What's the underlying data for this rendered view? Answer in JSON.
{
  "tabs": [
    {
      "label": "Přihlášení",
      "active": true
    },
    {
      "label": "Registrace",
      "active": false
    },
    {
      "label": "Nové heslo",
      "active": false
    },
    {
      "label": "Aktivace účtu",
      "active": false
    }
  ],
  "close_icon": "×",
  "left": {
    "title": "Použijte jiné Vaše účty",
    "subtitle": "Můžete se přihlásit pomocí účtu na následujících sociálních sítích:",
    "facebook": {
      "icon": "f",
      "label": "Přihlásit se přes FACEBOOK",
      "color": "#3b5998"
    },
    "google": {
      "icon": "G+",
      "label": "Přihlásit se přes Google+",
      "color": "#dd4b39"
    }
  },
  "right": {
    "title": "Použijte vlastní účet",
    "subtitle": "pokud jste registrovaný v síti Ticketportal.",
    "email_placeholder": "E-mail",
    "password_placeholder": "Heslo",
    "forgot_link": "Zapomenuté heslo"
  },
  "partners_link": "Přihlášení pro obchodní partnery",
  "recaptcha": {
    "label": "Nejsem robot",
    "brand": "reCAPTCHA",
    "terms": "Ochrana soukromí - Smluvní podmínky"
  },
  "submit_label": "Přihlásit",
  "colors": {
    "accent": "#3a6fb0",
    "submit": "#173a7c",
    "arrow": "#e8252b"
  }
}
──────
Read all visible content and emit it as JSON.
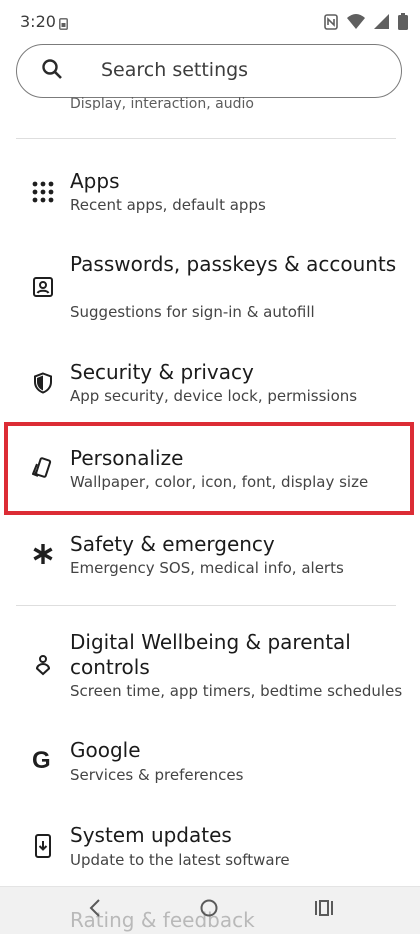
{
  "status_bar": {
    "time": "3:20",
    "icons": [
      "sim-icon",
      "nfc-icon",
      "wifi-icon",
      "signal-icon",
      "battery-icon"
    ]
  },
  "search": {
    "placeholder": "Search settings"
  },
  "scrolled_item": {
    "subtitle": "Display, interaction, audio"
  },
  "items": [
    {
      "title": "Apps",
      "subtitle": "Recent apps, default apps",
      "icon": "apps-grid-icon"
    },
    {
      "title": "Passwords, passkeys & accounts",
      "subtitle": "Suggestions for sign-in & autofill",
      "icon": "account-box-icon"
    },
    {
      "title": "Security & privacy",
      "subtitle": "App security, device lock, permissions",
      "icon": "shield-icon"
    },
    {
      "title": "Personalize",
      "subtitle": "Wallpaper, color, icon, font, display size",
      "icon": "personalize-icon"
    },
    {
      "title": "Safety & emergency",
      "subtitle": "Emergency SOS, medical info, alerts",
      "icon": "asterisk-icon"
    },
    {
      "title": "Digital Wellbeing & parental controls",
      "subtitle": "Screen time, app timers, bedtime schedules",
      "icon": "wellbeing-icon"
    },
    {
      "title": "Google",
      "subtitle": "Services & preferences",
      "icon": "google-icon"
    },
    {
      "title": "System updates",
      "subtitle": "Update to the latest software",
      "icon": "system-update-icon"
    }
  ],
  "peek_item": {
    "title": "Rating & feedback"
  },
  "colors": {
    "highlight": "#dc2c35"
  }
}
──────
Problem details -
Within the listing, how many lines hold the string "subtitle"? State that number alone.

Response to this exercise -
11